Show all lines of the entries in which the word "image" is found.

#### Extracted information:
-=-=-
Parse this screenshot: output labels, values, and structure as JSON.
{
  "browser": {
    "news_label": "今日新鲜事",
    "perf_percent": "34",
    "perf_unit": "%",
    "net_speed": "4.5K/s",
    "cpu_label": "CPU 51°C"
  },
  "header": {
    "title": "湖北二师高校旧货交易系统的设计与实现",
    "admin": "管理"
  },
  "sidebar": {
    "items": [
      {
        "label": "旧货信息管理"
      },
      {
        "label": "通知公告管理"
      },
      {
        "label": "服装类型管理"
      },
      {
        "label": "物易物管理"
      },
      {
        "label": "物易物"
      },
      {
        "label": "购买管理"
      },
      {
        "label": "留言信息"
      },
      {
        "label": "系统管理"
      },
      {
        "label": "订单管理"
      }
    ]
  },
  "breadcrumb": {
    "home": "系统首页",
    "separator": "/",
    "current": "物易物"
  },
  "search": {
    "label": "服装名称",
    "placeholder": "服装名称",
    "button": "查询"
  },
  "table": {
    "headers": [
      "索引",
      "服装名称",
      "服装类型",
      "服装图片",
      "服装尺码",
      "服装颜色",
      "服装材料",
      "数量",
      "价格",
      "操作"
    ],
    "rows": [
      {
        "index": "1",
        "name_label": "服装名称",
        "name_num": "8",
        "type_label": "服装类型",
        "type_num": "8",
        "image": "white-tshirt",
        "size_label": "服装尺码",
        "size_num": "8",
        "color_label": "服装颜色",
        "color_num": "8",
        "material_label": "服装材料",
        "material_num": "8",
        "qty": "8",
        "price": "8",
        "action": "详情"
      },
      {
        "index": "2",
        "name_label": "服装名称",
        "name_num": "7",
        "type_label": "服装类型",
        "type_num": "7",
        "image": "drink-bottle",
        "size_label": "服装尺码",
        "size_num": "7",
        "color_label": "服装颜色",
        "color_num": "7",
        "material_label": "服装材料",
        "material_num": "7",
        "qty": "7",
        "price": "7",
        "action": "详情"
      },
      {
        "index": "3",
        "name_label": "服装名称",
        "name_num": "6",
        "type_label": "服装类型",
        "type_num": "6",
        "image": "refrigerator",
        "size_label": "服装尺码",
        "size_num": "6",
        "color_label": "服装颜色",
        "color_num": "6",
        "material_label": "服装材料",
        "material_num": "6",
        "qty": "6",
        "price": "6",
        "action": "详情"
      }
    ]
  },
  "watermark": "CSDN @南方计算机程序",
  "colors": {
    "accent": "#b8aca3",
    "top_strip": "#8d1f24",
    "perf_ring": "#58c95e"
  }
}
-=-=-
#### Written reply:
        "image": "white-tshirt",
        "image": "drink-bottle",
        "image": "refrigerator",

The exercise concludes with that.